:: PROBLEM STATEMENT ::
Faithfully repeat all of the records, as they are written below.

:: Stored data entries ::
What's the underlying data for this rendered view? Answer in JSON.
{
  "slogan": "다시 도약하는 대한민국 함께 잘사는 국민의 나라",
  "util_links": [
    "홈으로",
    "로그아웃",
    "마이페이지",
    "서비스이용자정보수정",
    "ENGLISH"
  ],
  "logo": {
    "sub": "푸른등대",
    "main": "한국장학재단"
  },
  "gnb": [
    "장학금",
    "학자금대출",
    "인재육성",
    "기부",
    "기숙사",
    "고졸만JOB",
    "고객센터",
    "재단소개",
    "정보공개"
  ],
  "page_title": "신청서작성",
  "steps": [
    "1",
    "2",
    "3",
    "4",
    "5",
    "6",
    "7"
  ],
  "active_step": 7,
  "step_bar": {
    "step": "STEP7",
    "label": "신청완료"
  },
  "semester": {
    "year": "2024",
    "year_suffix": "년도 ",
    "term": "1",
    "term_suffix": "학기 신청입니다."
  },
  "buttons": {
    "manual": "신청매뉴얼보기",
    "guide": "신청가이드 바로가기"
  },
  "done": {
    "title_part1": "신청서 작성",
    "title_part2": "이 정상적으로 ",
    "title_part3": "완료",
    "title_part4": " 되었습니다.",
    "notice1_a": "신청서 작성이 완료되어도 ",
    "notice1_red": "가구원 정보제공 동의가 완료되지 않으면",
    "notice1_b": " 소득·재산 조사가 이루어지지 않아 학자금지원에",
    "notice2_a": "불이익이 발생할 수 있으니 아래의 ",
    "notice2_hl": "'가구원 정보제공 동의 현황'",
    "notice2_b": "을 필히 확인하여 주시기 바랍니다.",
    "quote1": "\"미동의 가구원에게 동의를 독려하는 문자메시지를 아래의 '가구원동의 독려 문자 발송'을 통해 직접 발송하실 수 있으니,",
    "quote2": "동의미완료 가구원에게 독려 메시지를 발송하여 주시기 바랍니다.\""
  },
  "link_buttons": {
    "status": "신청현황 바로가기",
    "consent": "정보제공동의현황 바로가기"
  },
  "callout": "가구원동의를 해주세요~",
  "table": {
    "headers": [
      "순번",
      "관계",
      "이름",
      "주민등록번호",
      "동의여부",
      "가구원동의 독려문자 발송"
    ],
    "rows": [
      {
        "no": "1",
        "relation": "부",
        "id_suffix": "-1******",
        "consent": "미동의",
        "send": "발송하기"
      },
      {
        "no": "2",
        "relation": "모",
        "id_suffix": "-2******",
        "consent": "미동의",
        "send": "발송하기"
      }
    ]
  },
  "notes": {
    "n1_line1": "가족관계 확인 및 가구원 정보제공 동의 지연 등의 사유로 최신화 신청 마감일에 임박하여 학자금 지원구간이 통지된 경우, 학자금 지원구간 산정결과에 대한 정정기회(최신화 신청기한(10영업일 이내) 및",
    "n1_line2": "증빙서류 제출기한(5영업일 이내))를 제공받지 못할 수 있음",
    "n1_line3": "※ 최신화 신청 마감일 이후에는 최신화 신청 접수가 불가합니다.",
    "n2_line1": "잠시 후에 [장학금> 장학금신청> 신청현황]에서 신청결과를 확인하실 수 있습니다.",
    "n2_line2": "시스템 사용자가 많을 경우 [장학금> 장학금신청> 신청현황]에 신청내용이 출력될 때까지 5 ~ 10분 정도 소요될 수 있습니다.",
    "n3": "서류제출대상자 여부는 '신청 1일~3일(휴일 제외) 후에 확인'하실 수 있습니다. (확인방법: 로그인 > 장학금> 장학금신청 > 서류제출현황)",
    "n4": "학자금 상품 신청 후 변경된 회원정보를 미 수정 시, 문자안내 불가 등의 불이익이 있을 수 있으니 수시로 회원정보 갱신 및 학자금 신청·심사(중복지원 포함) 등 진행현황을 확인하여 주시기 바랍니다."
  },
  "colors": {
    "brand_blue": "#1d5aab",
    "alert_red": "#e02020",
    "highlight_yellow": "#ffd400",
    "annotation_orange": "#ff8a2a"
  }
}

:: OUTPUT OF THE TASK ::
What's the underlying data for this rendered view? Answer in JSON.
{
  "slogan": "다시 도약하는 대한민국 함께 잘사는 국민의 나라",
  "util_links": [
    "홈으로",
    "로그아웃",
    "마이페이지",
    "서비스이용자정보수정",
    "ENGLISH"
  ],
  "logo": {
    "sub": "푸른등대",
    "main": "한국장학재단"
  },
  "gnb": [
    "장학금",
    "학자금대출",
    "인재육성",
    "기부",
    "기숙사",
    "고졸만JOB",
    "고객센터",
    "재단소개",
    "정보공개"
  ],
  "page_title": "신청서작성",
  "steps": [
    "1",
    "2",
    "3",
    "4",
    "5",
    "6",
    "7"
  ],
  "active_step": 7,
  "step_bar": {
    "step": "STEP7",
    "label": "신청완료"
  },
  "semester": {
    "year": "2024",
    "year_suffix": "년도 ",
    "term": "1",
    "term_suffix": "학기 신청입니다."
  },
  "buttons": {
    "manual": "신청매뉴얼보기",
    "guide": "신청가이드 바로가기"
  },
  "done": {
    "title_part1": "신청서 작성",
    "title_part2": "이 정상적으로 ",
    "title_part3": "완료",
    "title_part4": " 되었습니다.",
    "notice1_a": "신청서 작성이 완료되어도 ",
    "notice1_red": "가구원 정보제공 동의가 완료되지 않으면",
    "notice1_b": " 소득·재산 조사가 이루어지지 않아 학자금지원에",
    "notice2_a": "불이익이 발생할 수 있으니 아래의 ",
    "notice2_hl": "'가구원 정보제공 동의 현황'",
    "notice2_b": "을 필히 확인하여 주시기 바랍니다.",
    "quote1": "\"미동의 가구원에게 동의를 독려하는 문자메시지를 아래의 '가구원동의 독려 문자 발송'을 통해 직접 발송하실 수 있으니,",
    "quote2": "동의미완료 가구원에게 독려 메시지를 발송하여 주시기 바랍니다.\""
  },
  "link_buttons": {
    "status": "신청현황 바로가기",
    "consent": "정보제공동의현황 바로가기"
  },
  "callout": "가구원동의를 해주세요~",
  "table": {
    "headers": [
      "순번",
      "관계",
      "이름",
      "주민등록번호",
      "동의여부",
      "가구원동의 독려문자 발송"
    ],
    "rows": [
      {
        "no": "1",
        "relation": "부",
        "id_suffix": "-1******",
        "consent": "미동의",
        "send": "발송하기"
      },
      {
        "no": "2",
        "relation": "모",
        "id_suffix": "-2******",
        "consent": "미동의",
        "send": "발송하기"
      }
    ]
  },
  "notes": {
    "n1_line1": "가족관계 확인 및 가구원 정보제공 동의 지연 등의 사유로 최신화 신청 마감일에 임박하여 학자금 지원구간이 통지된 경우, 학자금 지원구간 산정결과에 대한 정정기회(최신화 신청기한(10영업일 이내) 및",
    "n1_line2": "증빙서류 제출기한(5영업일 이내))를 제공받지 못할 수 있음",
    "n1_line3": "※ 최신화 신청 마감일 이후에는 최신화 신청 접수가 불가합니다.",
    "n2_line1": "잠시 후에 [장학금> 장학금신청> 신청현황]에서 신청결과를 확인하실 수 있습니다.",
    "n2_line2": "시스템 사용자가 많을 경우 [장학금> 장학금신청> 신청현황]에 신청내용이 출력될 때까지 5 ~ 10분 정도 소요될 수 있습니다.",
    "n3": "서류제출대상자 여부는 '신청 1일~3일(휴일 제외) 후에 확인'하실 수 있습니다. (확인방법: 로그인 > 장학금> 장학금신청 > 서류제출현황)",
    "n4": "학자금 상품 신청 후 변경된 회원정보를 미 수정 시, 문자안내 불가 등의 불이익이 있을 수 있으니 수시로 회원정보 갱신 및 학자금 신청·심사(중복지원 포함) 등 진행현황을 확인하여 주시기 바랍니다."
  },
  "colors": {
    "brand_blue": "#1d5aab",
    "alert_red": "#e02020",
    "highlight_yellow": "#ffd400",
    "annotation_orange": "#ff8a2a"
  }
}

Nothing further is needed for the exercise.